Quarter: Spring
Day(s): Saturday
Course Format: On-campus
Duration: 1 day
Date(s): Apr 13
Time: 10:00 am—4:00 pm
Drop Deadline: Apr 6
Unit: 0
Grade Restriction: NGR only; no credit/letter grade
Tuition: $230
Instructor(s): Elena Orlando
Limit: 40
Status: Registration opens Feb 25, 8:30 am (PT)
Spring
On-campus
Saturday
10:00 am—4:00 pm
Date(s)
Apr 13
1 day
Drop By
Apr 6
0 Unit
Fees
$230
Grade Restriction
NGR only; no credit/letter grade
Instructor(s):
Elena Orlando
Limit
40
Registration opens Feb 25, 8:30 am (PT)
Staring up at the stars at night, we see a universe that appears to be quiet and calm. Only through the aid of sophisticated telescopes are we able to witness the intense and unexpected phenomena lighting up the cosmos. This workshop offers a basic introduction to the study of these phenomena in astrophysics.
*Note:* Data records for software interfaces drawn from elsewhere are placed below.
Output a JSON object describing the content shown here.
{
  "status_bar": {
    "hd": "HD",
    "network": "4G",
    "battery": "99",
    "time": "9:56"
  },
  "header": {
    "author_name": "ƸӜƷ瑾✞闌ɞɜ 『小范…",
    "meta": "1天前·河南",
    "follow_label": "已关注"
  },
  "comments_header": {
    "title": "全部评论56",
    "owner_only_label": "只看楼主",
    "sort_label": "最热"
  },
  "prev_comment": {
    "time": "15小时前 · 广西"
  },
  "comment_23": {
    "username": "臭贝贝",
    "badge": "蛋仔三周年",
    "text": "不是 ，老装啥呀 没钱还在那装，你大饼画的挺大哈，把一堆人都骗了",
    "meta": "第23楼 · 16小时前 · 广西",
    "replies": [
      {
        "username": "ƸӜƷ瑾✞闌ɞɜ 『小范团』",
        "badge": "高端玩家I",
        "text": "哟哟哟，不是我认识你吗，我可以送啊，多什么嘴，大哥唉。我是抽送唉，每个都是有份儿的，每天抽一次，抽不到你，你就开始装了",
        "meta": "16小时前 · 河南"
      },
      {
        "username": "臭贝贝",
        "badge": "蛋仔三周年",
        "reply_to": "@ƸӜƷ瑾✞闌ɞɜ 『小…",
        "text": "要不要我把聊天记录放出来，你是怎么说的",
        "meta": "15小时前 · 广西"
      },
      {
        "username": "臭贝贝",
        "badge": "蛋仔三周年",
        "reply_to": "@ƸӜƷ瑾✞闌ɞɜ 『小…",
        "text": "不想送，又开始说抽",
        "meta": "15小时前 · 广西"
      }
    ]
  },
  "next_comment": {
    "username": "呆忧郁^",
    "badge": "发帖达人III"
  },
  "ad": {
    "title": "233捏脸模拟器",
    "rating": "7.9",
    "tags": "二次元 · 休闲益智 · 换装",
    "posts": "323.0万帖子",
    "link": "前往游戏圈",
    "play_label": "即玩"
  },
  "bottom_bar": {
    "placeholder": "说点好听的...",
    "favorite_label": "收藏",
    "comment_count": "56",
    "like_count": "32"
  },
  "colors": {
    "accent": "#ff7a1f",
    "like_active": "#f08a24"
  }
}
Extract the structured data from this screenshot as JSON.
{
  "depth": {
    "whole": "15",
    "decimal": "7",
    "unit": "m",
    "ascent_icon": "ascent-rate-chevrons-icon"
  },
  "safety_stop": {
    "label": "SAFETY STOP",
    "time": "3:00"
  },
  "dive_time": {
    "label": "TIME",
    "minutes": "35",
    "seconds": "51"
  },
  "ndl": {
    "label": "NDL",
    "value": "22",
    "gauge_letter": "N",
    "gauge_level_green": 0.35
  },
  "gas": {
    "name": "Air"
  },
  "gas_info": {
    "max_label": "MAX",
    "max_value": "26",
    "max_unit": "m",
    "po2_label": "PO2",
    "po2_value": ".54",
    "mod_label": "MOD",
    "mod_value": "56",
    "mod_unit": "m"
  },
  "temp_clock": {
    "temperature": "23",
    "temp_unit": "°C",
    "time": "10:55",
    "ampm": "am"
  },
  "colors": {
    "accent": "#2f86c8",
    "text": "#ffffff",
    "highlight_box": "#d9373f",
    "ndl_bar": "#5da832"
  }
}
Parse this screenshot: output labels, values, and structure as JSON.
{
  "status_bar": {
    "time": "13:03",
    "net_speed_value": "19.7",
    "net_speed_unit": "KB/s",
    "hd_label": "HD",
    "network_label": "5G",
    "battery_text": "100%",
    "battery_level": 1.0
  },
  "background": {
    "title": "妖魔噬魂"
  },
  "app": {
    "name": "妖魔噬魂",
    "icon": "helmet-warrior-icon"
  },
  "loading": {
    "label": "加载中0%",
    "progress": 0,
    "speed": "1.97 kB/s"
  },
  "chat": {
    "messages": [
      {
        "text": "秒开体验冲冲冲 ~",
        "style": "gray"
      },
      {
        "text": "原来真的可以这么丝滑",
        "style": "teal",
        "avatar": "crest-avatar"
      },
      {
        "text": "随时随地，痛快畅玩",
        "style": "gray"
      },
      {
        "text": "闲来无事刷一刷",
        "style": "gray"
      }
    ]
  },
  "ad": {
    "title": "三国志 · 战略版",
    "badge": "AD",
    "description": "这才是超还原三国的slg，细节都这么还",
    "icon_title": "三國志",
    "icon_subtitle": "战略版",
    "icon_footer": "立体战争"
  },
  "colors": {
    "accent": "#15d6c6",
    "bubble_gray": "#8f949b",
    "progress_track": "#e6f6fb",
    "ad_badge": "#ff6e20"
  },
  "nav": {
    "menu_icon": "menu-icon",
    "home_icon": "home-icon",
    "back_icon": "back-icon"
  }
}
It begins by describing the different types of astronomical objects, including the Sun and distant black holes. Next, we will learn about various energetic phenomena in the universe such as explosions of massive stars and lightning from distant galaxies. We will discuss pivotal discoveries made recently using sophisticated telescopes in space and on land, including the Voyager spacecraft, the first human-built instrument to leave the solar system. The day will continue with discussion of recent astrophysical discoveries. For example, in 2017, a group of scientists received a Nobel Prize in Physics for their decisive contributions to the first-ever direct observation of gravitational waves emanated from a black hole collision. Finally, we will look at what astrophysicists are working on and what kinds of things they don’t yet know.

This introductory course is open to students of all levels. No prior scientific knowledge is needed.

Elena Orlando, Senior Research Scientist in Astrophysics, HEPL and KIPAC, Stanford

Elena Orlando’s research focuses on the discovery and explanation of the origin of energetic phenomena in the universe. She has authored more than 200 peer-reviewed publications and is involved in NASA and ESA space missions. She received a PhD in physics from the Technical University of Munich and completed a postdoctoral fellowship at the Max Planck Institute for Extraterrestrial Physics.

Textbooks for this course:

There are no required textbooks; however, some fee-based online readings may be assigned.
DOWNLOAD THE PRELIMINARY SYLLABUS » (subject to change)